We're going to take them to the park and perhaps set them a project to do for the week, and of course, help them with their homework, of which they have quite a lot.

Happy weekend everyone, and catch up with you all next week.

Elinor xxxx

8th October.

Hi everyone,

After a very relaxing weekend of getting my clothes washed properly at a laundrette (luxury - smelt of lemons) a trip into the city to buy loads of new toys, games (Twister, Scrabble, 3 new frisbees...) and a steam bath followed by an all over body massage, I decided it would be good to put a plan together of what we were going to do for the next two weeks.  You know how I love to be in charge and boss people about right?!!!  So we sat down and looked at all the equipment and games that we have and now we have an indoor / outdoor list of things we can do up until next Thursday which is my last day.  Can you believe I've only got 10 days left?  The time has flown by that's for sure.

So, with our plan in hand, we arrived at the street kids centre yesterday, the lads were just having lunch and then we sat them all down and explained the activity planner.  They seemed very excited, however, my favourite bit was when we told them that we had some new clothes for them to wear when they were doing their activities and that it was a present to celebrate the Dashain festival.  They couldn't line up in height order quick enough!! We handed out the t-shirts and despite my fears, there was only limited swapping of colours :-)  The smallest boy, Nissan, did look so very cute with his oversized t-shirt which looked more like a dress.  Then, they were even more excited when we handed out the shorts that Kay had brought.  Having a whole new outfit was just brilliant.  Now here's the funniest thing, despite us saying that they were not for best and that they were to wear them every day, about half the group went and got changed, came out of their bedrooms, showed us their outfit and then went back inside and got changed into their old clothes again!!  It took several tries before we got all of them to agree to put on their new outfits as they didn't want to spoil them.  So funny seeing them going in and out of their bedrooms, asking each other if it was ok to keep the clothes on and taking their lead from the older boys as to what was acceptable.

Then we took them to the park and played frisbee and ball throwing and we had also brought a big washing line to use as a skipping rope, however, boys being boys, this quickly became a high jump, a limbo line, tug of war and a thing to wrap around your brother's neck and playfully try to garote them!  Then the play descended into play fighting and so Sinead and I got stuck in and soon enough, I was the person to go to if you wanted to be hung upside down or spun around until you were dizzy and fell over.   Anyway, it's fair to say by the end of it that their clothes were well and truly worn in and they weren't worried about getting them dirty anymore.

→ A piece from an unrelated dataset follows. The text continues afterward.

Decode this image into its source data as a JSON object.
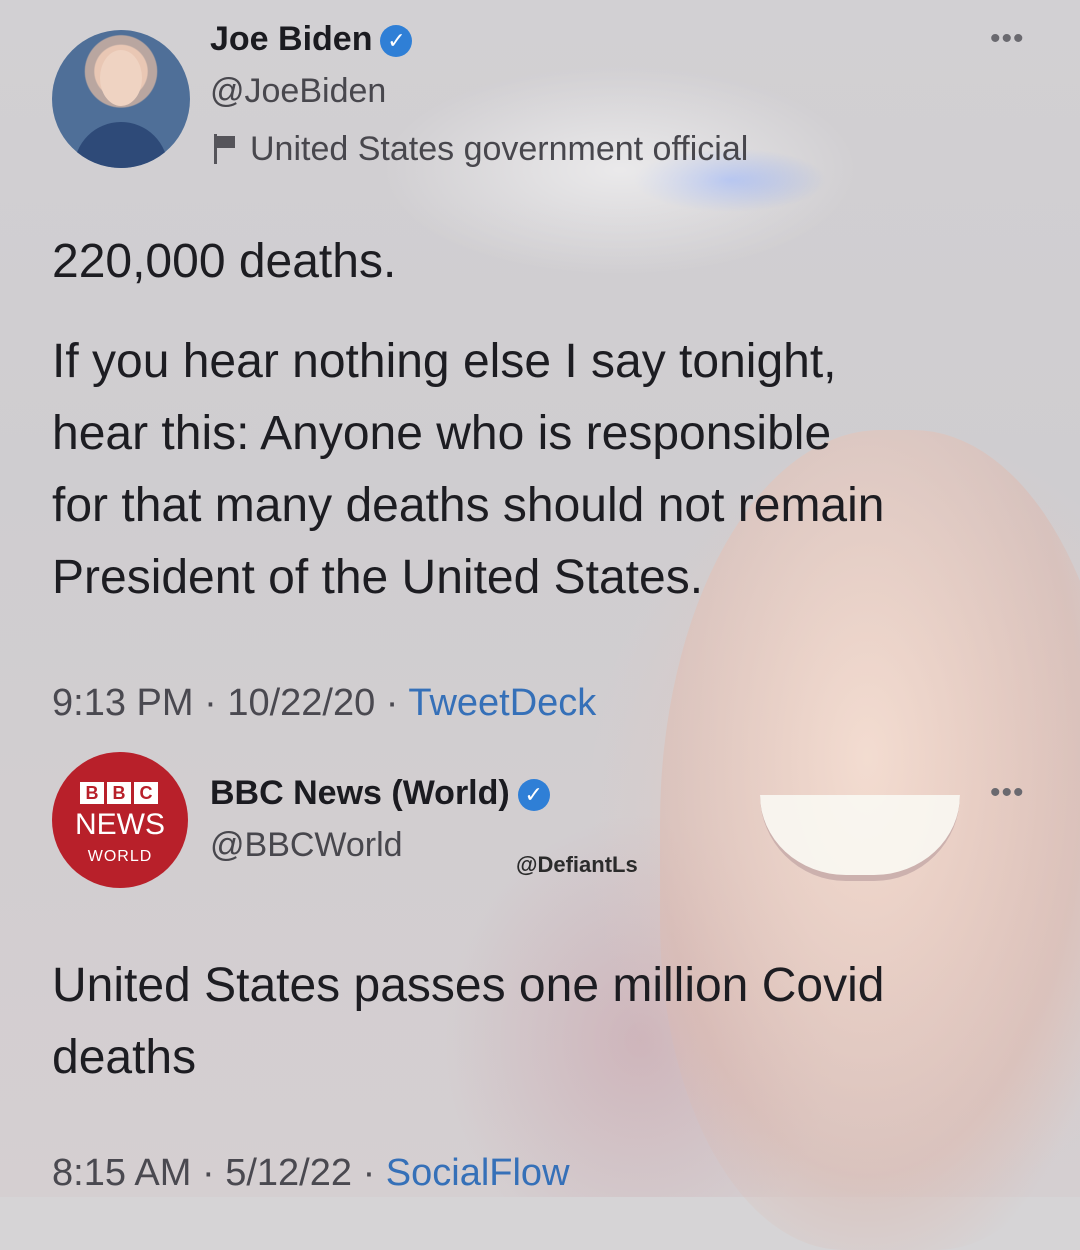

Later in the afternoon, I took 5 of the older kids to the internet cafe so they could play games on the computer and when we got back to the house, a new boy had arrived!  Seemingly, he had been picked up by some tourists who, along with some locals, had brought him to street kids, hoping that there was space for him.  Ama signed some forms and took him in.  We still have space for one more boy if needed.  This one looks like he will bolt at any minute though, and it is often the case that when they first come, it takes a few tries before they decide to stay and they realise they're on to a good thing.  It's whether they can accept the routine, the fact that they go to school and do homework and whether they fit in with the other boys.  It'll be interesting to see if he's there today.  Some run away and never come back, particularly during tourist season like it is as the moment, as they can make lots of money on the street and get given ice cream and chocolate.  Bloody tourists!!!

Today is painting and drawing, followed by Badminton, Skittles and Blind Man's Bluff!  Happy Days :-)

Thanks for all your lovely messages of support and news of home, I really do look forward to logging on and reading about what you're all up to.

Take care, y'all and chat soon.


If you would like to join the PoD team in Nepal, then please email Gemma on